The other day while scrolling through my Facebook newsfeed, I saw something that stopped my heart. It was a sweet photo posted by a mama-friend, talking about how lovely her day had been with her baby; a day filled with outings in the sunshine, picking berries all with her baby in her arms. The caption was simple, but it ended with, “…just how I’d imagined it.” With that photo I got a momentary glance into their life and I really believed that it was just how she’d imagined it. This short, simple line stopped me in my tracks and moved me to tears. Why should these words affect me so?
Because my life since I became a mother is exactly opposite of just how I had imagined it.
On December 11th I was given an incredible baby boy, and a severe case of mental illness. Since that day, I have woken up in the morning hoping so desperately for my brain to be back to “normal” again, or even just a few steps closer to that. I go to sleep most nights defeated, exhausted, and very seldom hopeful for the next day.
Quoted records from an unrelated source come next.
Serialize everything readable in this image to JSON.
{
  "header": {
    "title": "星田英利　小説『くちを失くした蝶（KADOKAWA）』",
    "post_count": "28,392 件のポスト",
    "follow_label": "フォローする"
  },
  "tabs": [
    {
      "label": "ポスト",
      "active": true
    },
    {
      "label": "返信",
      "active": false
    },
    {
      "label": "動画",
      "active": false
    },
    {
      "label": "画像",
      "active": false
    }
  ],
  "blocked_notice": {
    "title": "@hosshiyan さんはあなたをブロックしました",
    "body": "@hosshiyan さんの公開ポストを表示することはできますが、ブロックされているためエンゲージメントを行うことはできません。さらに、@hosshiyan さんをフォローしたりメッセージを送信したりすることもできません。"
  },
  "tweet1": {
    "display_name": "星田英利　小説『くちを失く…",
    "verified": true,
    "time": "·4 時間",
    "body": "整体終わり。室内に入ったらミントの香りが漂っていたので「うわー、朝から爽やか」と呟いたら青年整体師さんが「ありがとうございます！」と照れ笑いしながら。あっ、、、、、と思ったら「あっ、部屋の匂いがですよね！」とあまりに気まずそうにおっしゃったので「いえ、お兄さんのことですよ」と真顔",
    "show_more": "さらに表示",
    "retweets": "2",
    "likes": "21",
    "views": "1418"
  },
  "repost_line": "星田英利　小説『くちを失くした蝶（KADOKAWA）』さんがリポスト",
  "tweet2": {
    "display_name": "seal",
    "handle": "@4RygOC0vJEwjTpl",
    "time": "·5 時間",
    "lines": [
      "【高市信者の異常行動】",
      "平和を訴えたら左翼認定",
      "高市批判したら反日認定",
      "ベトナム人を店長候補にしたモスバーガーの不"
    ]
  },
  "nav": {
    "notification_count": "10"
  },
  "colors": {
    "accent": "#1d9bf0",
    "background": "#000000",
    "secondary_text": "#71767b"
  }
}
Longing for a tomorrow where I am Hannah again. Needless to say, Hannah hasn’t come back yet.
Everyone keeps telling me that I’ll probably never be “old Hannah”, but I’ll be someone even better. That I’ll come out of this on the other side, healed and happier than ever. With each passing day that I live trapped within my own mind, I find that harder and harder to believe. I feel discouraged, hopeless and honestly, fucking angry.
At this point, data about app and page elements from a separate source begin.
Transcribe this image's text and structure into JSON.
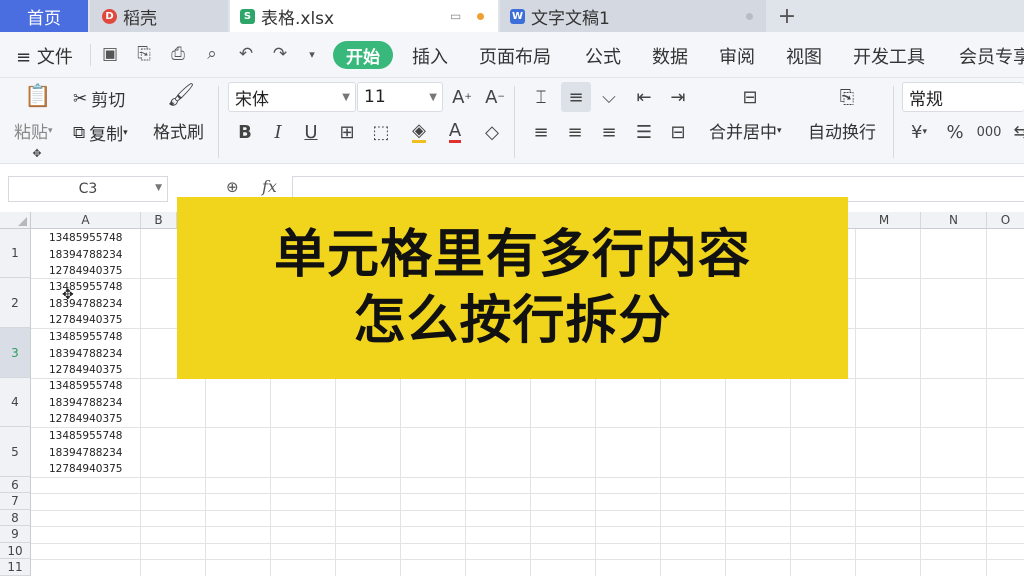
{
  "tabs": [
    {
      "label": "首页"
    },
    {
      "label": "稻壳"
    },
    {
      "label": "表格.xlsx"
    },
    {
      "label": "文字文稿1"
    }
  ],
  "menu": {
    "file": "文件",
    "items": [
      "开始",
      "插入",
      "页面布局",
      "公式",
      "数据",
      "审阅",
      "视图",
      "开发工具",
      "会员专享"
    ]
  },
  "ribbon": {
    "paste": "粘贴",
    "cut": "剪切",
    "copy": "复制",
    "format_painter": "格式刷",
    "font_name": "宋体",
    "font_size": "11",
    "merge_center": "合并居中",
    "wrap_text": "自动换行",
    "number_format": "常规"
  },
  "formula_bar": {
    "cell_ref": "C3",
    "fx": "fx"
  },
  "columns": [
    "A",
    "B",
    "M",
    "N",
    "O"
  ],
  "rows": [
    "1",
    "2",
    "3",
    "4",
    "5",
    "6",
    "7",
    "8",
    "9",
    "10",
    "11"
  ],
  "cells": {
    "A1": [
      "13485955748",
      "18394788234",
      "12784940375"
    ],
    "A2": [
      "13485955748",
      "18394788234",
      "12784940375"
    ],
    "A3": [
      "13485955748",
      "18394788234",
      "12784940375"
    ],
    "A4": [
      "13485955748",
      "18394788234",
      "12784940375"
    ],
    "A5": [
      "13485955748",
      "18394788234",
      "12784940375"
    ]
  },
  "overlay": {
    "line1": "单元格里有多行内容",
    "line2": "怎么按行拆分"
  },
  "colors": {
    "home_tab": "#4a6ee0",
    "start_button": "#38b87a",
    "overlay_bg": "#f1d51d"
  }
}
In the life that I had imagined for myself, I would be indescribably happy. I would be faced with the ups and downs of parenthood and relationships, meanwhile being blissfully in love with my baby and my life. I would wake up in the morning excited about life, or well, anything. I would go to sleep at night exhausted, but in the way you want to be; tired because you’ve filled the day to the brim, and now you’re ready to rest and rebuild for the next busy day ahead. I would bask in the greatness of each moment spent with Oliver, and be completely undistracted by psychosis, anxiety, panic, or depression. I would post sickeningly cute pictures of me with my son and caption them appropriately with words of just how over-the-moon I am. I know what you’re thinking…“normal life isn’t always rainbows and butterflies.” And to that I respond, when you are in the throws of mental illness, normal life IS rainbows and butterflies. Most importantly, in this life of mine that I had imagined, I would be me. The old me.
I am a lot of things every day. I am up and down several times; I am hopeful and hopeless in the same breath. But today, I will choose, again, to believe all of you. I’ll choose to believe that some day I will be better. I believe that someday I will look back at this pain-staking time in my life as just a “bad phase”, and that this won’t be my forever. I believe that someday I will be taking pictures of my family in the sunshine, and sitting in bed at the end of the day reflecting on my beautiful life and day. I will share my photos proudly with the world and the caption will read, “just how I’d imagined it,” and I will mean it.